There may be a problem with your account. Please contact the AMA Service Center to resolve this issue.
Contact the AMA Service Center:
Telephone: 1 (800) 262-2350 or 1 (312) 670-7827  *   Email: subscriptions@jamanetwork.com
Error Message ......
Original Article |

Etiology and Treatment of Urinary Stress Incontinence in Women

AMA Arch Surg. 1957;74(4):503-510. doi:10.1001/archsurg.1957.01280100021003.
Text Size: A A A
Published online


Urinary stress incontinence is far more frequent than has been realized, and as a result it has not received the attention it deserves. Even in mild cases stress incontinence is a social handicap. It is offensive to a fastidious woman and makes her constantly apprehensive, and so she is grateful for relief from the ever-present insecurity. Happily, normal function can be restored by means of present-day surgical techniques, and women do not have to go through life coping with this affliction.
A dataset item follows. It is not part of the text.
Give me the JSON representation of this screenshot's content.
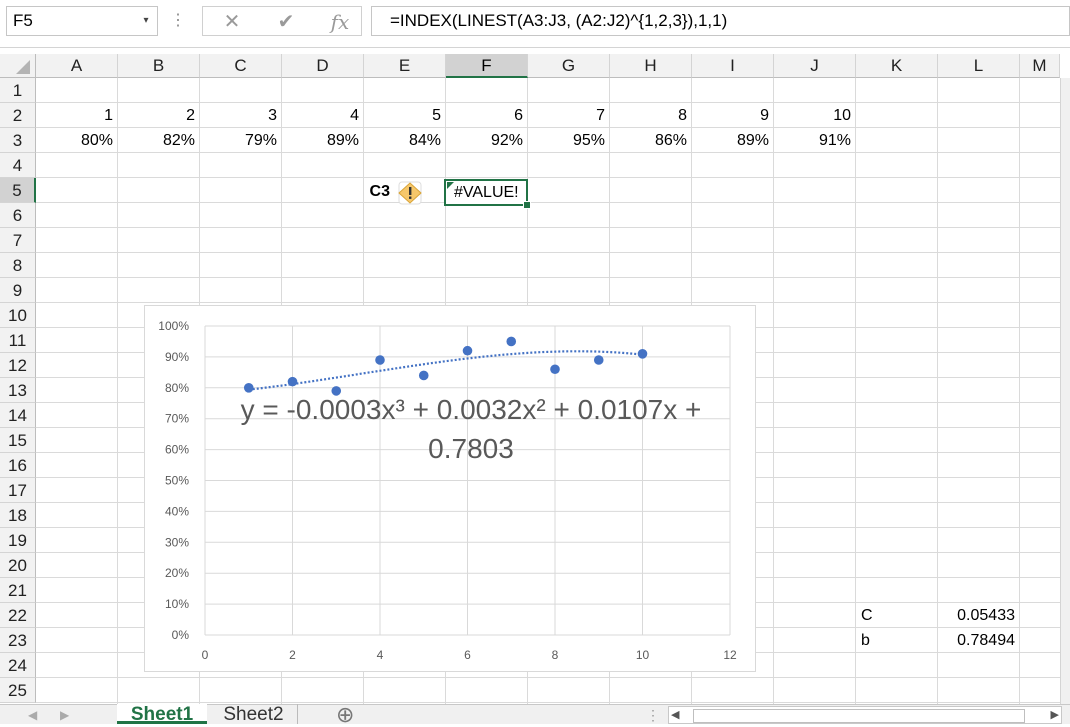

The prevalence of stress incontinence was illustrated by a study made by Nemir and Middleton in 1954. They submitted a questionnaire to 1327 freshman women in the University of Utah, of whom 95% admitted having some stress incontinence. Of these only 5% experienced frequent loss, and none manifested any neurological or anatomical disturbance which would affect urinary control.

In our own series of 2063 gynecological cases covering 12 years,


Sign in

Purchase Options

• Buy this article
• Subscribe to the journal
• Rent this article ?

First Page Preview

View Large
First page PDF preview





Also Meets CME requirements for:
Browse CME for all U.S. States
Accreditation Information
The American Medical Association is accredited by the Accreditation Council for Continuing Medical Education to provide continuing medical education for physicians. The AMA designates this journal-based CME activity for a maximum of 1 AMA PRA Category 1 CreditTM per course. Physicians should claim only the credit commensurate with the extent of their participation in the activity. Physicians who complete the CME course and score at least 80% correct on the quiz are eligible for AMA PRA Category 1 CreditTM.
Note: You must get at least of the answers correct to pass this quiz.
Please click the checkbox indicating that you have read the full article in order to submit your answers.
Your answers have been saved for later.
You have not filled in all the answers to complete this quiz
The following questions were not answered:
Sorry, you have unsuccessfully completed this CME quiz with a score of
The following questions were not answered correctly:
Commitment to Change (optional):
Indicate what change(s) you will implement in your practice, if any, based on this CME course.
Your quiz results:
The filled radio buttons indicate your responses. The preferred responses are highlighted
For CME Course: A Proposed Model for Initial Assessment and Management of Acute Heart Failure Syndromes
Indicate what changes(s) you will implement in your practice, if any, based on this CME course.


Some tools below are only available to our subscribers or users with an online account.

0 Citations

Sign in

Purchase Options

• Buy this article
• Subscribe to the journal
• Rent this article ?

Related Content

Customize your page view by dragging & repositioning the boxes below.